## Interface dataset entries
--- --- ---

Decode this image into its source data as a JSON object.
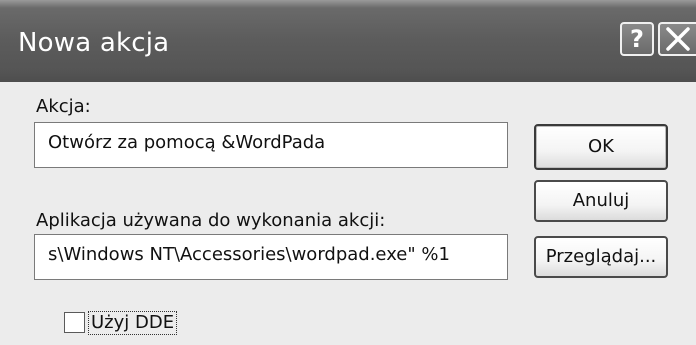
{
  "window": {
    "title": "Nowa akcja",
    "help_button": "?"
  },
  "form": {
    "action_label": "Akcja:",
    "action_value": "Otwórz za pomocą &WordPada",
    "app_label": "Aplikacja używana do wykonania akcji:",
    "app_value": "s\\Windows NT\\Accessories\\wordpad.exe\" %1",
    "dde_label": "Użyj DDE",
    "dde_checked": false
  },
  "buttons": {
    "ok": "OK",
    "cancel": "Anuluj",
    "browse": "Przeglądaj..."
  },
  "icons": [
    "help-icon",
    "close-icon"
  ]
}
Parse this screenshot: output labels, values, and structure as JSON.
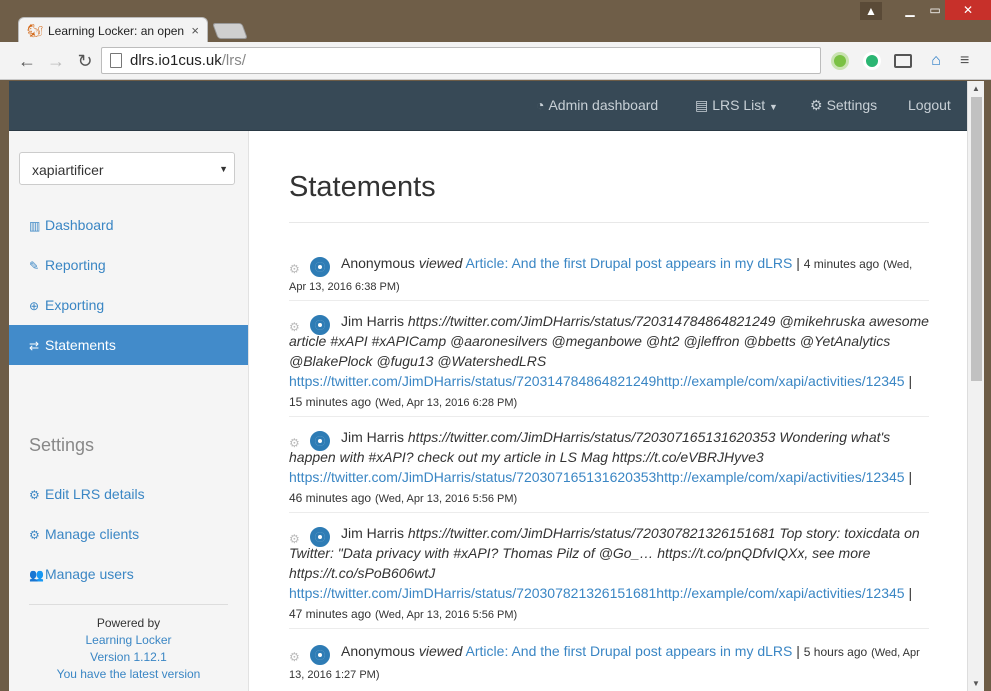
{
  "browser": {
    "tab_title": "Learning Locker: an open",
    "tab_close": "×",
    "url_host": "dlrs.io1cus.uk",
    "url_path": "/lrs/"
  },
  "topnav": {
    "admin": "Admin dashboard",
    "lrs_list": "LRS List",
    "settings": "Settings",
    "logout": "Logout"
  },
  "sidebar": {
    "select_value": "xapiartificer",
    "items": [
      {
        "label": "Dashboard"
      },
      {
        "label": "Reporting"
      },
      {
        "label": "Exporting"
      },
      {
        "label": "Statements"
      }
    ],
    "settings_heading": "Settings",
    "settings_items": [
      {
        "label": "Edit LRS details"
      },
      {
        "label": "Manage clients"
      },
      {
        "label": "Manage users"
      }
    ],
    "powered_by": "Powered by",
    "product": "Learning Locker",
    "version": "Version 1.12.1",
    "latest": "You have the latest version"
  },
  "main": {
    "title": "Statements",
    "statements": [
      {
        "actor": "Anonymous",
        "verb": "viewed",
        "object": "Article: And the first Drupal post appears in my dLRS",
        "ago": "4 minutes ago",
        "date": "(Wed, Apr 13, 2016 6:38 PM)"
      },
      {
        "actor": "Jim Harris",
        "text": "https://twitter.com/JimDHarris/status/720314784864821249 @mikehruska awesome article #xAPI #xAPICamp @aaronesilvers @meganbowe @ht2 @jleffron @bbetts @YetAnalytics @BlakePlock @fugu13 @WatershedLRS",
        "object": "https://twitter.com/JimDHarris/status/720314784864821249http://example/com/xapi/activities/12345",
        "ago": "15 minutes ago",
        "date": "(Wed, Apr 13, 2016 6:28 PM)"
      },
      {
        "actor": "Jim Harris",
        "text": "https://twitter.com/JimDHarris/status/720307165131620353 Wondering what's happen with #xAPI? check out my article in LS Mag https://t.co/eVBRJHyve3",
        "object": "https://twitter.com/JimDHarris/status/720307165131620353http://example/com/xapi/activities/12345",
        "ago": "46 minutes ago",
        "date": "(Wed, Apr 13, 2016 5:56 PM)"
      },
      {
        "actor": "Jim Harris",
        "text": "https://twitter.com/JimDHarris/status/720307821326151681 Top story: toxicdata on Twitter: \"Data privacy with #xAPI? Thomas Pilz of @Go_… https://t.co/pnQDfvIQXx, see more https://t.co/sPoB606wtJ",
        "object": "https://twitter.com/JimDHarris/status/720307821326151681http://example/com/xapi/activities/12345",
        "ago": "47 minutes ago",
        "date": "(Wed, Apr 13, 2016 5:56 PM)"
      },
      {
        "actor": "Anonymous",
        "verb": "viewed",
        "object": "Article: And the first Drupal post appears in my dLRS",
        "ago": "5 hours ago",
        "date": "(Wed, Apr 13, 2016 1:27 PM)"
      }
    ]
  },
  "colors": {
    "navbar": "#374956",
    "active": "#428bca",
    "link": "#3a86c4"
  }
}
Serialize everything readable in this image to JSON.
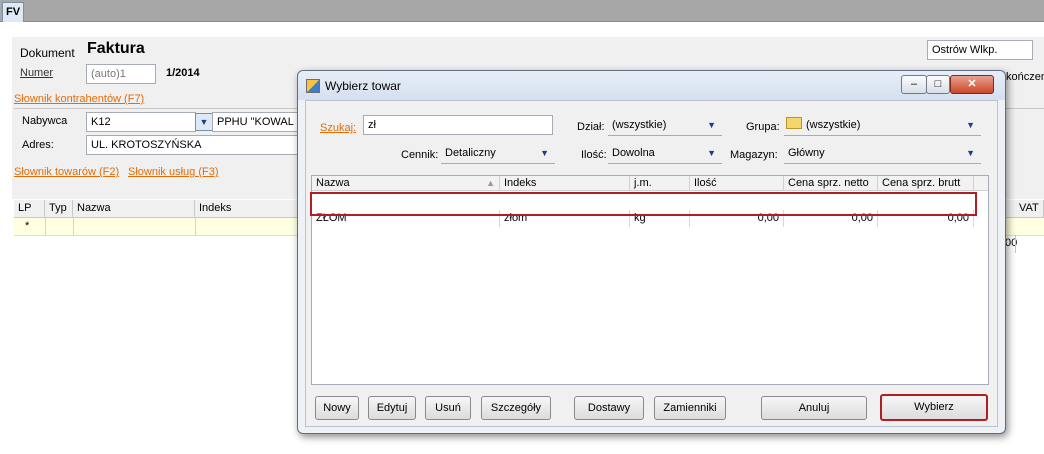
{
  "tab": {
    "label": "FV"
  },
  "document": {
    "label": "Dokument",
    "title": "Faktura",
    "number_link": "Numer",
    "number_value": "(auto)1",
    "number_suffix": "1/2014",
    "city": "Ostrów Wlkp.",
    "right_partial": "kończen"
  },
  "contractor": {
    "dictionary_link": "Słownik kontrahentów (F7)",
    "buyer_label": "Nabywca",
    "buyer_code": "K12",
    "buyer_name": "PPHU \"KOWAL",
    "address_label": "Adres:",
    "address_value": "UL. KROTOSZYŃSKA"
  },
  "links": {
    "goods": "Słownik towarów (F2)",
    "services": "Słownik usług (F3)"
  },
  "items_table": {
    "columns": [
      "LP",
      "Typ",
      "Nazwa",
      "Indeks",
      "VAT"
    ],
    "new_row_marker": "*",
    "partial_value": "00"
  },
  "dialog": {
    "title": "Wybierz towar",
    "search_label": "Szukaj:",
    "search_value": "zł",
    "dept_label": "Dział:",
    "dept_value": "(wszystkie)",
    "group_label": "Grupa:",
    "group_value": "(wszystkie)",
    "pricelist_label": "Cennik:",
    "pricelist_value": "Detaliczny",
    "qty_label": "Ilość:",
    "qty_value": "Dowolna",
    "warehouse_label": "Magazyn:",
    "warehouse_value": "Główny",
    "columns": [
      "Nazwa",
      "Indeks",
      "j.m.",
      "Ilość",
      "Cena sprz. netto",
      "Cena sprz. brutt"
    ],
    "rows": [
      {
        "name": "ZŁOM",
        "index": "złom",
        "unit": "kg",
        "qty": "0,00",
        "net": "0,00",
        "gross": "0,00"
      }
    ],
    "buttons": {
      "new": "Nowy",
      "edit": "Edytuj",
      "delete": "Usuń",
      "details": "Szczegóły",
      "deliveries": "Dostawy",
      "substitutes": "Zamienniki",
      "cancel": "Anuluj",
      "select": "Wybierz"
    },
    "highlight_color": "#b01e23"
  }
}
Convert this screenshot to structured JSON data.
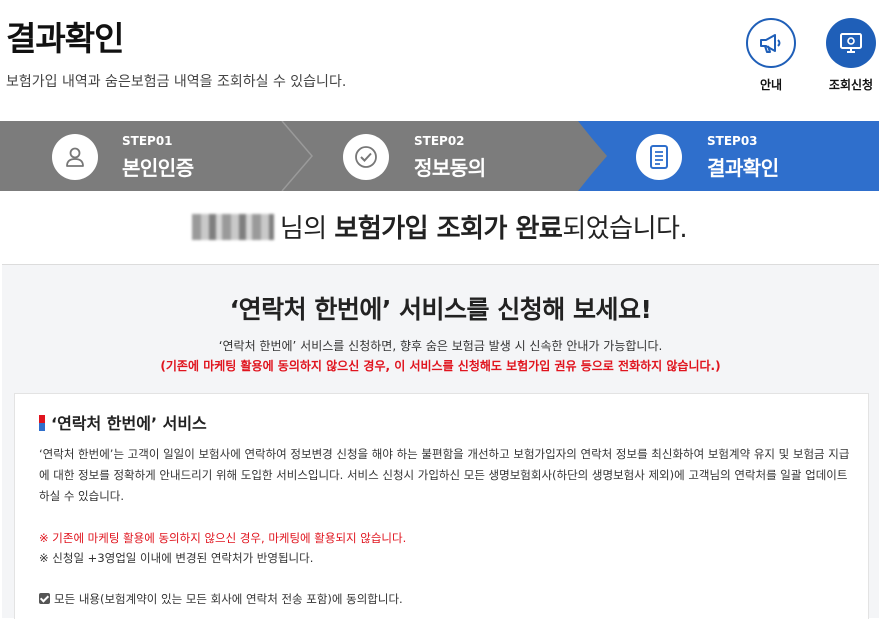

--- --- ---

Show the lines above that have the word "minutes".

        "ago": "4 minutes ago",
        "ago": "15 minutes ago",
        "ago": "46 minutes ago",
        "ago": "47 minutes ago",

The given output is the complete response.